But We Can Do Good
Bensouda subsequently argues that, while the ICC should take a hands-off approach to questions of conflict resolution and peacemaking, the Court nevertheless can have – and has had – positive effects on peace negotiations. As she writes:
“justice can have a positive impact on peace and security…
…if anything, the “shadow of the Court” has helped to isolate individuals wanted by the I.C.C., or to kick-start negotiations.
In the case of the Lord’s Resistance Army (L.R.A.) in Uganda, for example, I.C.C. arrest warrants against Joseph Kony and his top commanders are widely acknowledged to have played an important role in bringing the rebels to the negotiating table in the Juba Peace Process. This despite the threat by the L.R.A. to withdraw from the peace talks if arrest warrants remained in force.”
That the ICC contributed positively to spurring peace negotiations between the LRA and the Government of Uganda is widely held and, in my view, rightly held, view. But celebrating this fact seems to expose a contradiction in the arguments made by some ICC advocates about the relationship between peace and justice.
For proponents of the ICC, indictments should disqualify people like Kony from participating in negotiations. The ICC shouldn’t contribute to indictees being legitimized and becoming the potential benefactors of peace negotiations. Rather, these individuals are supposed to be isolated, marginalized and eventually brought before judges at The Hague.
However, we can also take Bensouda’s statement as both an acknowledgement that the effects of international criminal justice on peace negotiations cannot be ignored.
But this leaves us with numerous questions. Critically, what comes next? What if negotiations with ICC indictees are successful? The Court has been able to claim its positive influence on the Juba Peace Process and avoid these tougher questions in large part because the Juba negotiations failed to achieve a comprehensive peace agreement and Joseph Kony is still on the run. The “what comes next” bit has never materialized.
If the ICC can have a potentially positive impact on peace processes (and I certainly think it can), then there’s an even more important question to ask: what can be done so that the potential effects of ICC interventions on peace processes are positive rather than negative?
The Move Away from Moralizing
Lastly, Bensouda’s intervention into the ‘peace versus justice’ debate affirms the increasingly obvious reality, as elaborated by Leslie Vinjamuri, that justifications of the ICC’s work have shifted away from moralizing arguments towards consequentialist arguments.
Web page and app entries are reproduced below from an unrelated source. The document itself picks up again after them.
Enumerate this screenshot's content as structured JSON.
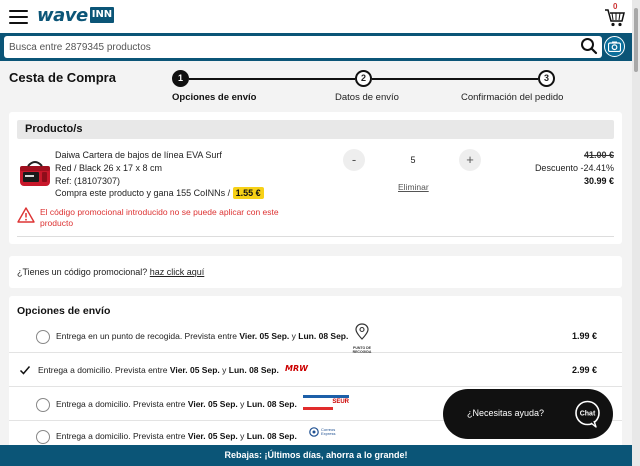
{
  "header": {
    "logo_wave": "wave",
    "logo_inn": "INN",
    "cart_count": "0"
  },
  "search": {
    "placeholder": "Busca entre 2879345 productos"
  },
  "page": {
    "title": "Cesta de Compra"
  },
  "steps": [
    {
      "number": "1",
      "label": "Opciones de envío",
      "active": true
    },
    {
      "number": "2",
      "label": "Datos de envío",
      "active": false
    },
    {
      "number": "3",
      "label": "Confirmación del pedido",
      "active": false
    }
  ],
  "product_section": {
    "heading": "Producto/s",
    "item": {
      "name": "Daiwa Cartera de bajos de línea EVA Surf",
      "variant": "Red / Black 26 x 17 x 8 cm",
      "ref": "Ref: (18107307)",
      "coins_text": "Compra este producto y gana 155 CoINNs /",
      "coins_value": "1.55 €",
      "quantity": "5",
      "minus": "-",
      "plus": "+",
      "remove_label": "Eliminar",
      "price_old": "41.00 €",
      "discount": "Descuento -24.41%",
      "price_new": "30.99 €"
    },
    "promo_error": "El código promocional introducido no se puede aplicar con este producto"
  },
  "promo": {
    "question": "¿Tienes un código promocional?",
    "link": "haz click aquí"
  },
  "shipping": {
    "title": "Opciones de envío",
    "options": [
      {
        "text_prefix": "Entrega en un punto de recogida. Prevista entre",
        "date_from": "Vier. 05 Sep.",
        "conj": "y",
        "date_to": "Lun. 08 Sep.",
        "carrier": "PUNTO DE RECOGIDA",
        "price": "1.99 €",
        "selected": false
      },
      {
        "text_prefix": "Entrega a domicilio. Prevista entre",
        "date_from": "Vier. 05 Sep.",
        "conj": "y",
        "date_to": "Lun. 08 Sep.",
        "carrier": "MRW",
        "price": "2.99 €",
        "selected": true
      },
      {
        "text_prefix": "Entrega a domicilio. Prevista entre",
        "date_from": "Vier. 05 Sep.",
        "conj": "y",
        "date_to": "Lun. 08 Sep.",
        "carrier": "SEUR",
        "price": "",
        "selected": false
      },
      {
        "text_prefix": "Entrega a domicilio. Prevista entre",
        "date_from": "Vier. 05 Sep.",
        "conj": "y",
        "date_to": "Lun. 08 Sep.",
        "carrier": "Correos Express",
        "price": "",
        "selected": false
      }
    ]
  },
  "help": {
    "text": "¿Necesitas ayuda?",
    "chat_label": "Chat"
  },
  "banner": {
    "text": "Rebajas: ¡Últimos días, ahorra a lo grande!"
  },
  "colors": {
    "brand": "#0b5577",
    "accent_yellow": "#f7d117",
    "error": "#dd3333"
  },
  "icons": [
    "menu-icon",
    "cart-icon",
    "search-icon",
    "camera-icon",
    "warning-icon",
    "check-icon",
    "chat-icon",
    "pickup-point-icon"
  ]
}
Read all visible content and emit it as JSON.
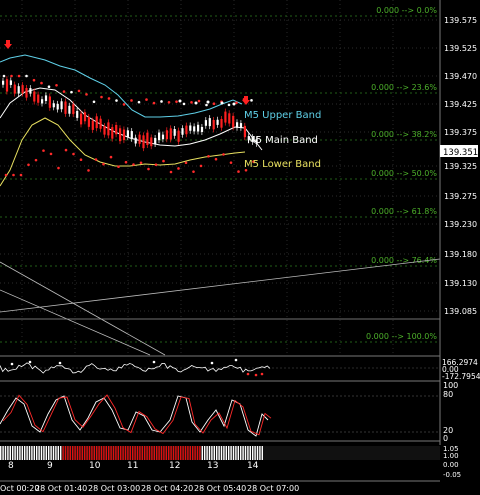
{
  "colors": {
    "background": "#000000",
    "grid": "#3a3a3a",
    "fib": "#2e7d1f",
    "fib_text": "#4caf2a",
    "upper_band": "#5fd0e8",
    "main_band": "#ffffff",
    "lower_band": "#e8e060",
    "candle_bear": "#ff2020",
    "candle_bull": "#ffffff",
    "dot": "#ff2a2a",
    "dot_white": "#ffffff",
    "price_tag_bg": "#ffffff",
    "price_tag_text": "#000000",
    "stoch_main": "#ffffff",
    "stoch_signal": "#ff2a2a",
    "bar_red": "#dd1111",
    "bar_white": "#ffffff"
  },
  "price_axis": {
    "labels": [
      "139.575",
      "139.525",
      "139.470",
      "139.425",
      "139.375",
      "139.325",
      "139.275",
      "139.230",
      "139.180",
      "139.130",
      "139.085"
    ],
    "current_price": "139.351"
  },
  "fib_levels": [
    {
      "label": "0.000 --> 0.0%"
    },
    {
      "label": "0.000 --> 23.6%"
    },
    {
      "label": "0.000 --> 38.2%"
    },
    {
      "label": "0.000 --> 50.0%"
    },
    {
      "label": "0.000 --> 61.8%"
    },
    {
      "label": "0.000 --> 76.4%"
    },
    {
      "label": "0.000 --> 100.0%"
    }
  ],
  "band_labels": {
    "upper": "M5 Upper Band",
    "main": "M5 Main Band",
    "lower": "M5 Lower Band"
  },
  "cci_panel": {
    "label_high": "166.2974",
    "label_low": "-172.7954",
    "label_zero": "0.00"
  },
  "stoch_panel": {
    "labels": [
      "100",
      "80",
      "20",
      "0"
    ]
  },
  "bar_panel": {
    "labels": [
      "1.05",
      "1.00",
      "0.00",
      "-0.05"
    ]
  },
  "hour_labels": [
    "8",
    "9",
    "10",
    "11",
    "12",
    "13",
    "14"
  ],
  "time_axis": {
    "labels": [
      "Oct 00:20",
      "28 Oct 01:40",
      "28 Oct 03:00",
      "28 Oct 04:20",
      "28 Oct 05:40",
      "28 Oct 07:00"
    ]
  }
}
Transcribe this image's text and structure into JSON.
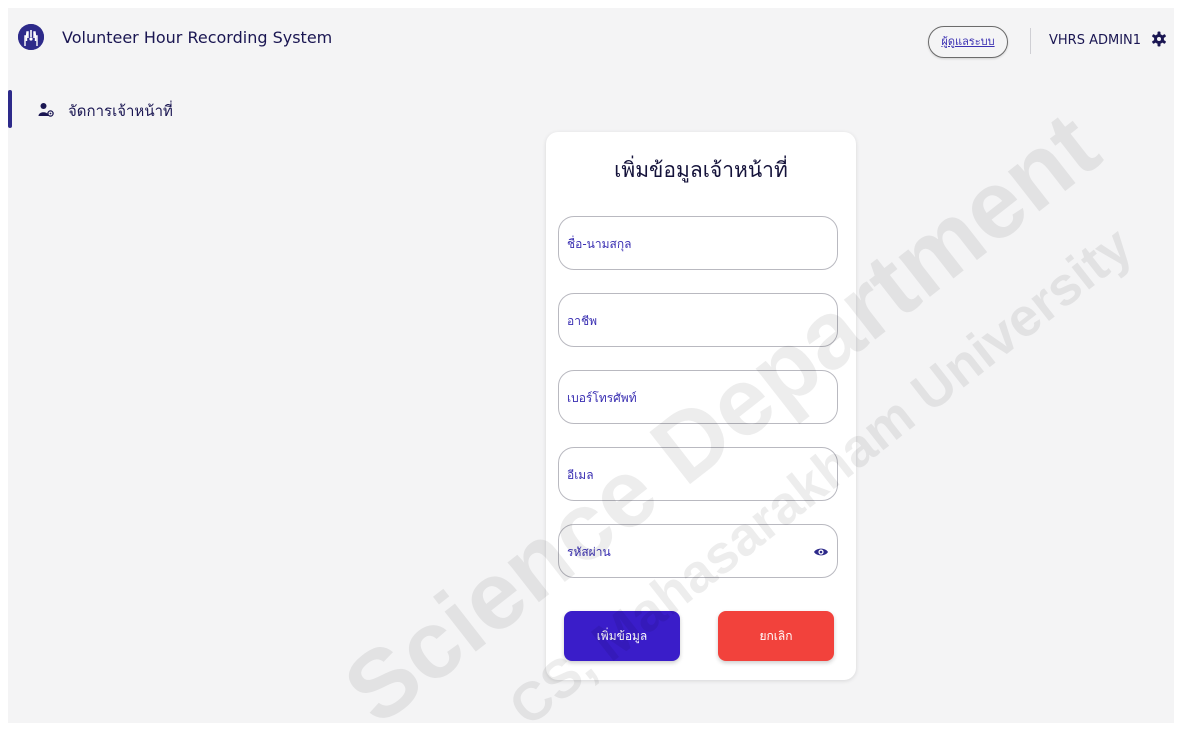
{
  "header": {
    "app_title": "Volunteer Hour Recording System",
    "role_label": "ผู้ดูแลระบบ",
    "user_name": "VHRS ADMIN1"
  },
  "sidebar": {
    "items": [
      {
        "label": "จัดการเจ้าหน้าที่",
        "icon": "user-gear-icon",
        "active": true
      }
    ]
  },
  "form": {
    "title": "เพิ่มข้อมูลเจ้าหน้าที่",
    "fields": [
      {
        "placeholder": "ชื่อ-นามสกุล",
        "value": ""
      },
      {
        "placeholder": "อาชีพ",
        "value": ""
      },
      {
        "placeholder": "เบอร์โทรศัพท์",
        "value": ""
      },
      {
        "placeholder": "อีเมล",
        "value": ""
      },
      {
        "placeholder": "รหัสผ่าน",
        "value": ""
      }
    ],
    "submit_label": "เพิ่มข้อมูล",
    "cancel_label": "ยกเลิก"
  },
  "watermark": {
    "line1": "Science Department",
    "line2": "CS, Mahasarakham University"
  },
  "colors": {
    "brand": "#2d2a8a",
    "primary_button": "#3a1dc9",
    "danger_button": "#f2423c",
    "accent_text": "#3a2fb2"
  }
}
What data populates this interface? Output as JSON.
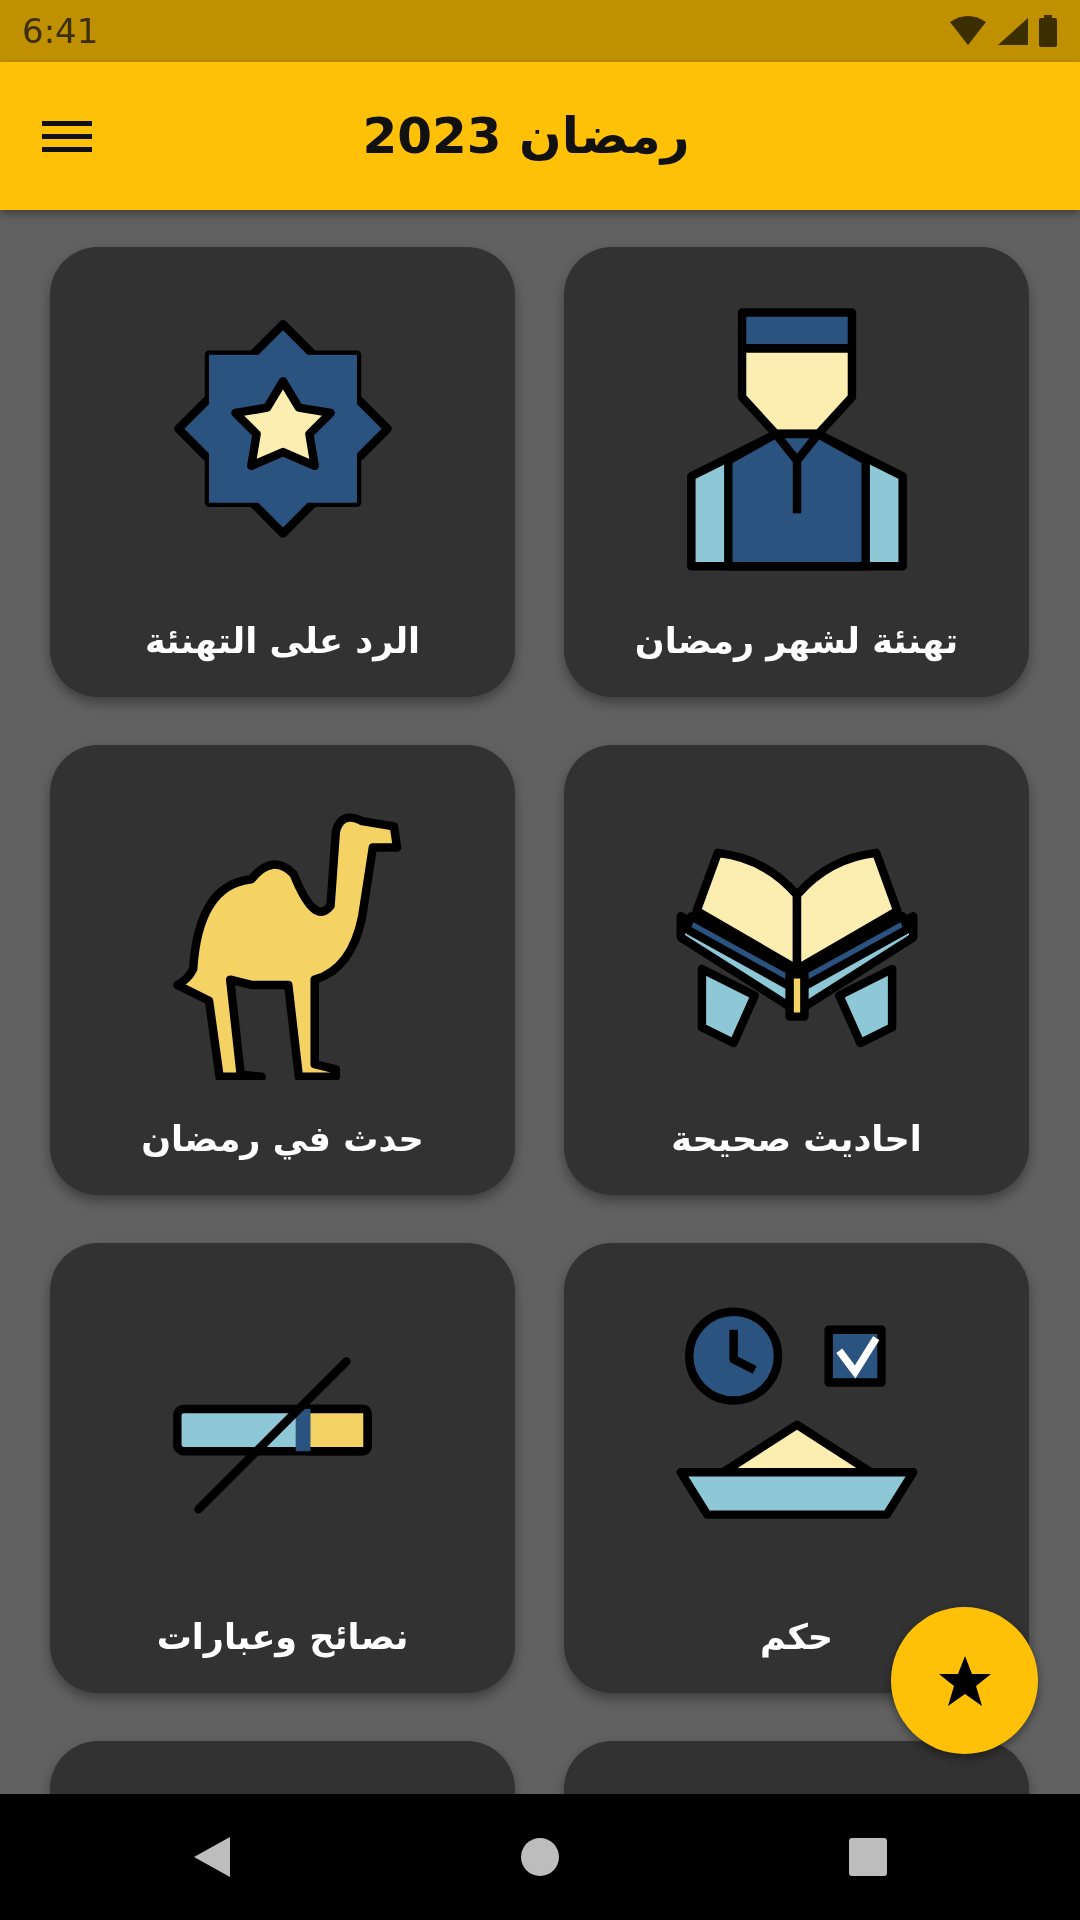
{
  "status_bar": {
    "time": "6:41"
  },
  "app_bar": {
    "title": "رمضان 2023"
  },
  "cards": [
    {
      "kind": "man",
      "label": "تهنئة لشهر رمضان"
    },
    {
      "kind": "star",
      "label": "الرد على التهنئة"
    },
    {
      "kind": "book",
      "label": "احاديث صحيحة"
    },
    {
      "kind": "camel",
      "label": "حدث في رمضان"
    },
    {
      "kind": "meal",
      "label": "حكم"
    },
    {
      "kind": "nosmoking",
      "label": "نصائح وعبارات"
    },
    {
      "kind": "cut"
    },
    {
      "kind": "cut"
    }
  ]
}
It is no longer sufficient for supporters to argue that the ICC is a morally ‘good’ project that provides ‘justice’ to ‘people’. There is an expectation that the ICC delivers results.
A decade into its existence, people are as critical of the ICC as ever. But the arguments aren’t existential. It’s no longer about whether the Court can survive or not; it isn’t about whether the Court should exist or not. Those who reflect critically on the ICC increasingly judge the Court by its effects and by its impact on the situations in which it intervenes, including ongoing and active conflicts. That, in its own right, is a welcome development.